This predisposition is nothing else but such a breaking of spirit beforehand, as to make it frame unto this yoke, and to draw handsomely at the time. Our spirits are like wild heifers to any service, especially to such a self-tormenting exercise as a fast; they will be rising and kicking even at the forethought of it, and grumble at the tediousness of it; and certainly we shall find them very sullen and deadish at it, if we rouse them not to it beforehand. Why so? Because it is an unbeaten and unusual road, a work seldom handled; therefore men will be to seek, as suppose a man be to do business he is not used to do, as mowing, it will be harsher to him than daily work; for use makes perfect. Because it is a longer lesson, a great deal than usually is set us; this being as long as the whole day, others being but an hour long.
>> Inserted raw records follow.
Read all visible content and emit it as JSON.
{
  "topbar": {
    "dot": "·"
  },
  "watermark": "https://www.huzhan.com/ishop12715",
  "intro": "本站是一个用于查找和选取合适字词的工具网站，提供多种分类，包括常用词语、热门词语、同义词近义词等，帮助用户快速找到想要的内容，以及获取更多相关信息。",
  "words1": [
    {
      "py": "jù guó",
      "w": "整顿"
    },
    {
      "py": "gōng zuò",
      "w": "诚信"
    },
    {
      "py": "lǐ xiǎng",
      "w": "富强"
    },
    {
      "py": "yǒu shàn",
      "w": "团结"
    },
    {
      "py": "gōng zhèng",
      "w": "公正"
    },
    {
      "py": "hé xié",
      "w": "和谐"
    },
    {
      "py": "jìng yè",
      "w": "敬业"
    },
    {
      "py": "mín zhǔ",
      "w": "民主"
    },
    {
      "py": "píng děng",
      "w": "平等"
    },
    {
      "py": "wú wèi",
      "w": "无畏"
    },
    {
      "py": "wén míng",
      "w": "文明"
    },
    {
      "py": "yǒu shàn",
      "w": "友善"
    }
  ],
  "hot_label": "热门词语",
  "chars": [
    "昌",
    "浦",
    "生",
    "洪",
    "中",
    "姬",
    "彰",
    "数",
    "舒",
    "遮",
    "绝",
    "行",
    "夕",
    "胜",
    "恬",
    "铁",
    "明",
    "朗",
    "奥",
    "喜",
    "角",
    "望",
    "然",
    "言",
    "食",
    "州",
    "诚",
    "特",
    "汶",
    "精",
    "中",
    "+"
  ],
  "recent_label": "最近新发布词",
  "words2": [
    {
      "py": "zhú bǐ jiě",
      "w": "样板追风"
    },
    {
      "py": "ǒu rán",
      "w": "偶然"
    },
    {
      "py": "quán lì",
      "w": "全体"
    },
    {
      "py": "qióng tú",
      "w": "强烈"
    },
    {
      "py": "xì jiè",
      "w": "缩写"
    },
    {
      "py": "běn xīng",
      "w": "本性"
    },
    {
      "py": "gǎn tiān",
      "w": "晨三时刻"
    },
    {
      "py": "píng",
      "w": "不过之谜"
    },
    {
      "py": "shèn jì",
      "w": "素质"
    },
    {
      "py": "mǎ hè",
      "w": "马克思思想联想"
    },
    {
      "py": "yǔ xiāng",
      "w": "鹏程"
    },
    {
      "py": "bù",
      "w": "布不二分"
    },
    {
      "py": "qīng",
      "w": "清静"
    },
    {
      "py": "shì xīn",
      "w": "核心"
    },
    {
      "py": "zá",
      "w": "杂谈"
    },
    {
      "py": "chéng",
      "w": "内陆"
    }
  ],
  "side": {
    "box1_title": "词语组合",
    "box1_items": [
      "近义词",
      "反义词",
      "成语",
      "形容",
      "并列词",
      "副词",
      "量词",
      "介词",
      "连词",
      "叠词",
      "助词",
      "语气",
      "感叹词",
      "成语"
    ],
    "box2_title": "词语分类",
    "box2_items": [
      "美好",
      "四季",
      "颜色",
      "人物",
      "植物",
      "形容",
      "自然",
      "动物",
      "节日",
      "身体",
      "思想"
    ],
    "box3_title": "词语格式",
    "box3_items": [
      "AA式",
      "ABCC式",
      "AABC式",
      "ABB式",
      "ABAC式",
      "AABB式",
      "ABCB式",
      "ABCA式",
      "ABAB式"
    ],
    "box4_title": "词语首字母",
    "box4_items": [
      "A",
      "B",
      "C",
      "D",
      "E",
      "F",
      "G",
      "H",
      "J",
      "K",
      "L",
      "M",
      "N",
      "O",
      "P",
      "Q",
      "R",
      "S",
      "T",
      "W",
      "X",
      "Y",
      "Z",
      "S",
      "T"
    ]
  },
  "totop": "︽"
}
Because a more thorny, prickly work, and requires much more labour of the soul. Because it cuts deeper, and launches wider, and ransacks more narrowly than other service. Now this disposing of our spirits is no more but such a skillful winning of them, as to make them pliable and apt to the work; and this is necessary to be set about beforehand.

Because a little time and labour will not break them; as it is not an hour’s work that will break a colt for the saddle, that he may be pliable when he is to be rid; and our spirits being naturally more wild than colts; he therefore, that would not be thrown, or disappointed of his journey in the fast, must take his spirit to task beforehand. The more dull a boy is, the more time he must take to learn, especially an hard and long lesson, if he mean to say it perfect.
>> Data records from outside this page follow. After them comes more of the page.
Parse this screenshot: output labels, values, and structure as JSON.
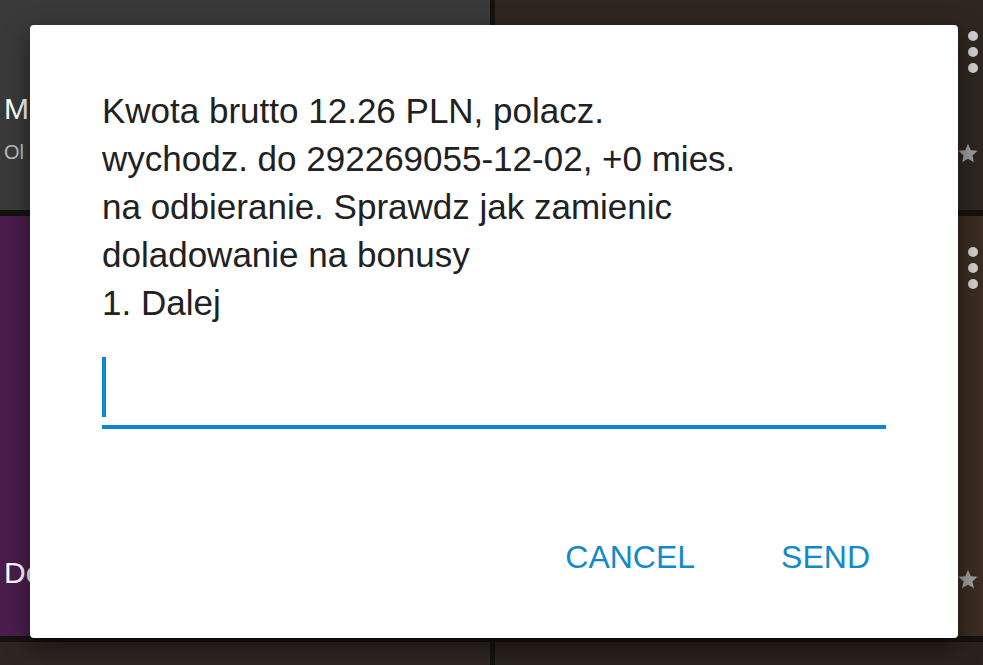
{
  "background": {
    "columns": [
      {
        "tiles": [
          {
            "title": "M",
            "subtitle": "Ol",
            "starred": false,
            "color": "#3a3a3a"
          },
          {
            "title": "Do",
            "starred": false,
            "color": "#4a1d4c"
          },
          {
            "starred": false,
            "color": "#2e2622"
          }
        ]
      },
      {
        "tiles": [
          {
            "starred": true,
            "color": "#2f2620"
          },
          {
            "starred": true,
            "color": "#3a2c22"
          },
          {
            "starred": false,
            "color": "#2b231e"
          }
        ]
      }
    ]
  },
  "dialog": {
    "message_lines": [
      "Kwota brutto 12.26 PLN, polacz.",
      "wychodz. do 292269055-12-02, +0 mies.",
      "na odbieranie. Sprawdz jak zamienic",
      "doladowanie na bonusy",
      "1. Dalej"
    ],
    "input": {
      "value": "",
      "focused": true
    },
    "buttons": [
      {
        "label": "CANCEL"
      },
      {
        "label": "SEND"
      }
    ]
  }
}
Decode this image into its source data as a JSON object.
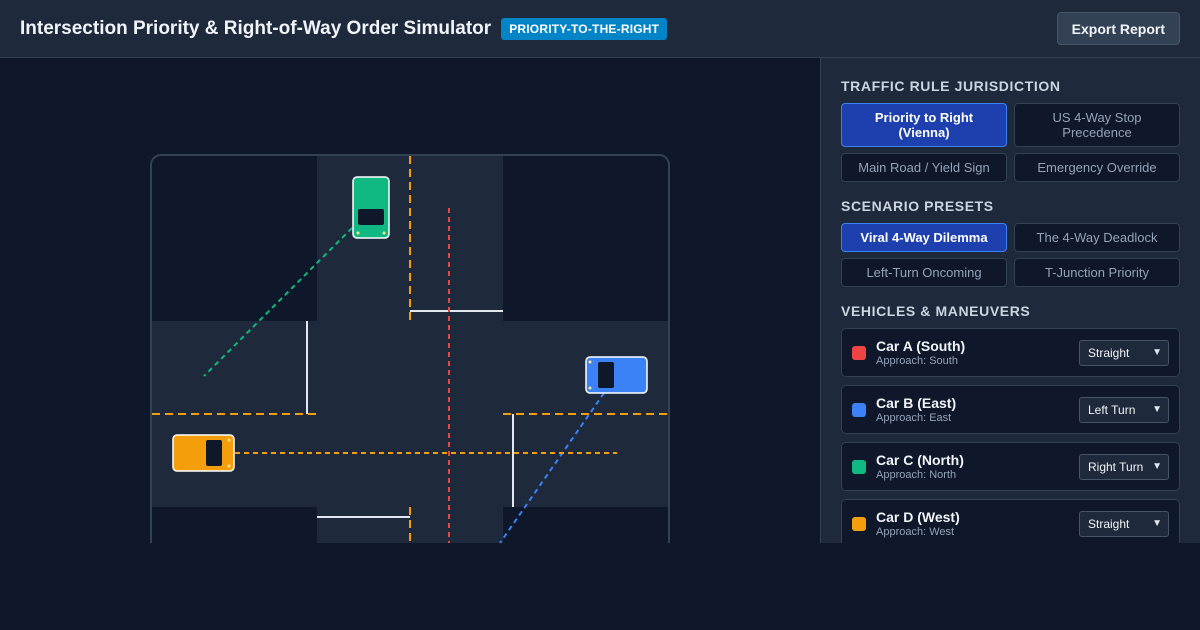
{
  "header": {
    "title": "Intersection Priority & Right-of-Way Order Simulator",
    "badge": "PRIORITY-TO-THE-RIGHT",
    "export_label": "Export Report"
  },
  "jurisdiction": {
    "title": "TRAFFIC RULE JURISDICTION",
    "options": [
      "Priority to Right (Vienna)",
      "US 4-Way Stop Precedence",
      "Main Road / Yield Sign",
      "Emergency Override"
    ],
    "selected": "Priority to Right (Vienna)"
  },
  "presets": {
    "title": "SCENARIO PRESETS",
    "options": [
      "Viral 4-Way Dilemma",
      "The 4-Way Deadlock",
      "Left-Turn Oncoming",
      "T-Junction Priority"
    ],
    "selected": "Viral 4-Way Dilemma"
  },
  "vehicles": {
    "title": "VEHICLES & MANEUVERS",
    "items": [
      {
        "name": "Car A (South)",
        "approach": "Approach: South",
        "maneuver": "Straight",
        "color": "#ef4444"
      },
      {
        "name": "Car B (East)",
        "approach": "Approach: East",
        "maneuver": "Left Turn",
        "color": "#3b82f6"
      },
      {
        "name": "Car C (North)",
        "approach": "Approach: North",
        "maneuver": "Right Turn",
        "color": "#10b981"
      },
      {
        "name": "Car D (West)",
        "approach": "Approach: West",
        "maneuver": "Straight",
        "color": "#f59e0b"
      }
    ]
  },
  "colors": {
    "road": "#1e293b",
    "background": "#0f172a",
    "lane_divider": "#f59e0b",
    "stop_line": "#e2e8f0"
  }
}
The fast-day is a day of arraignment, our day of trial. If we expect to come off without loss, had we not need to get our wits about us beforehand? To bespeak our judge? To get all our plea in readiness? Without preparation, something or other may be forgot, or neglected, which being then to seek, may mar all; as the foolish virgins were cast for lack of preparing oil before-hand. It is a good rule, praemonitus, et praemunitus; that is, forewarned is forearmed. Now if our minds be a wool-gathering, and we be as bad husbands, that leave their cause at sixes and sevens, till the very trial, whilst the adversary is fortifying his accusations against us; shall we not then be left speechless, and be foiled? If men be but to travel a journey, will they not provide over-night? If to wash or brew, will they not get things in a readiness beforehand? How much more in so weighty a matter? When horses are to run a hard race, will not men pull up their bellies, and diet them before, that they may not fail in the race? If men be to make speeches, will they not whet their wits and study beforehand? In brief, are men unfit for anything of moment, till they consult and pause afore-hand? And can such a work, as a fast, be done without predisposition?
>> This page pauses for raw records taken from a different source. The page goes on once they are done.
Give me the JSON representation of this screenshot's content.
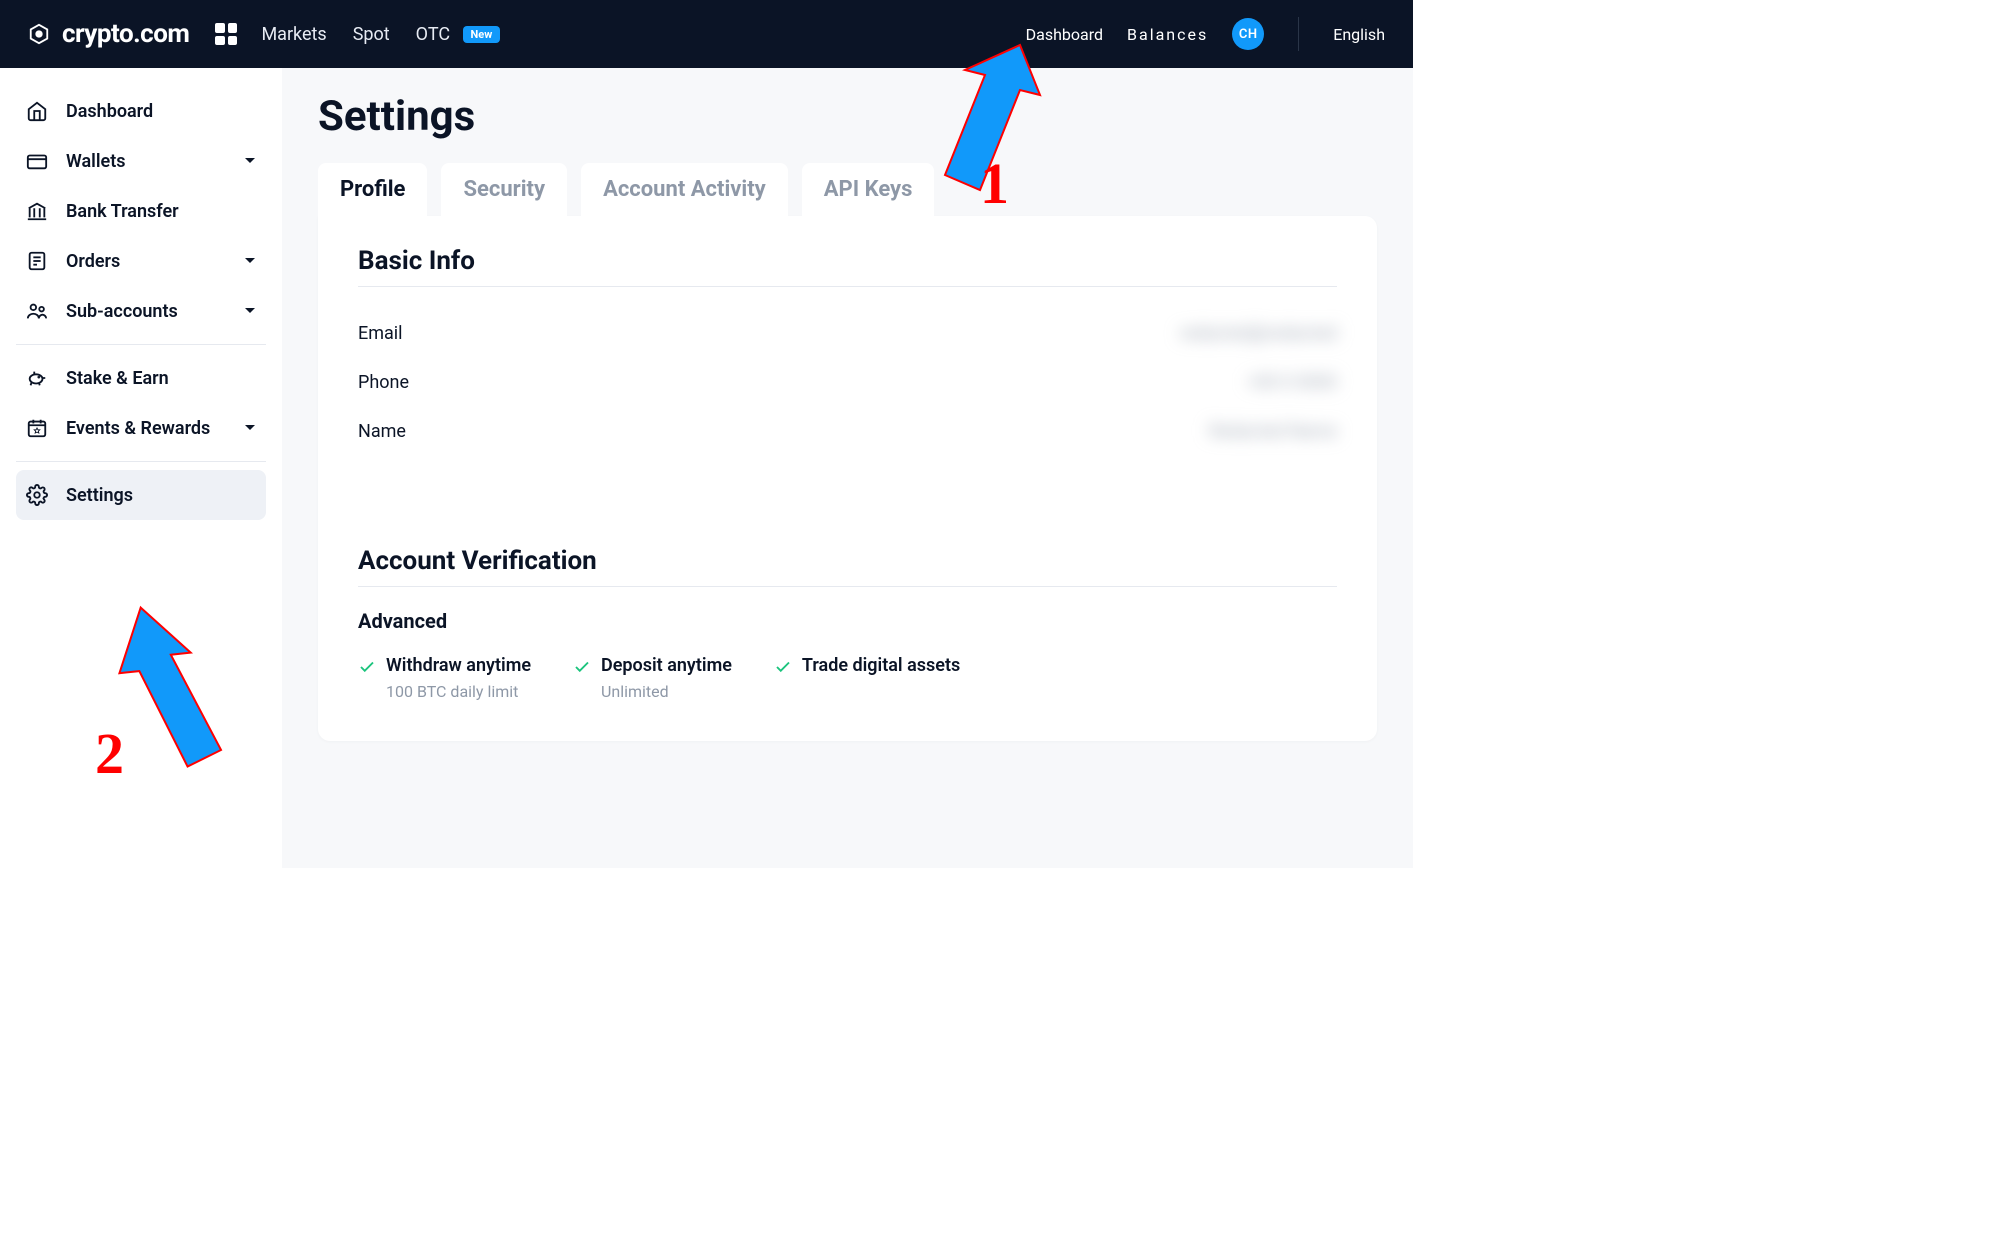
{
  "brand": {
    "name": "crypto.com"
  },
  "header": {
    "nav": {
      "markets": "Markets",
      "spot": "Spot",
      "otc": "OTC",
      "new_badge": "New"
    },
    "right": {
      "dashboard": "Dashboard",
      "balances": "Balances",
      "avatar_initials": "CH",
      "language": "English"
    }
  },
  "sidebar": {
    "dashboard": "Dashboard",
    "wallets": "Wallets",
    "bank_transfer": "Bank Transfer",
    "orders": "Orders",
    "sub_accounts": "Sub-accounts",
    "stake_earn": "Stake & Earn",
    "events_rewards": "Events & Rewards",
    "settings": "Settings"
  },
  "page": {
    "title": "Settings",
    "tabs": {
      "profile": "Profile",
      "security": "Security",
      "account_activity": "Account Activity",
      "api_keys": "API Keys"
    },
    "basic_info": {
      "heading": "Basic Info",
      "email_label": "Email",
      "email_value": "redacted@redacted",
      "phone_label": "Phone",
      "phone_value": "+00 0 0000",
      "name_label": "Name",
      "name_value": "Redacted Name"
    },
    "verification": {
      "heading": "Account Verification",
      "advanced": "Advanced",
      "features": {
        "withdraw": {
          "title": "Withdraw anytime",
          "sub": "100 BTC daily limit"
        },
        "deposit": {
          "title": "Deposit anytime",
          "sub": "Unlimited"
        },
        "trade": {
          "title": "Trade digital assets"
        }
      }
    }
  },
  "annotations": {
    "one": "1",
    "two": "2"
  }
}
But how shall a man get his spirit fitly disposed? Let him take a survey of the present indisposedness of it, whether it be ignorance, faintness, or averseness; let him give an evaluation of his corruptions, by which he may feel what rooting they have. Let him resolutely tie himself to the work. Let him enter the plough of examination and humiliation. Let him earnestly seek Christ to bring his Spirit to it; to mortify his corruptions, and to quicken his own spirit.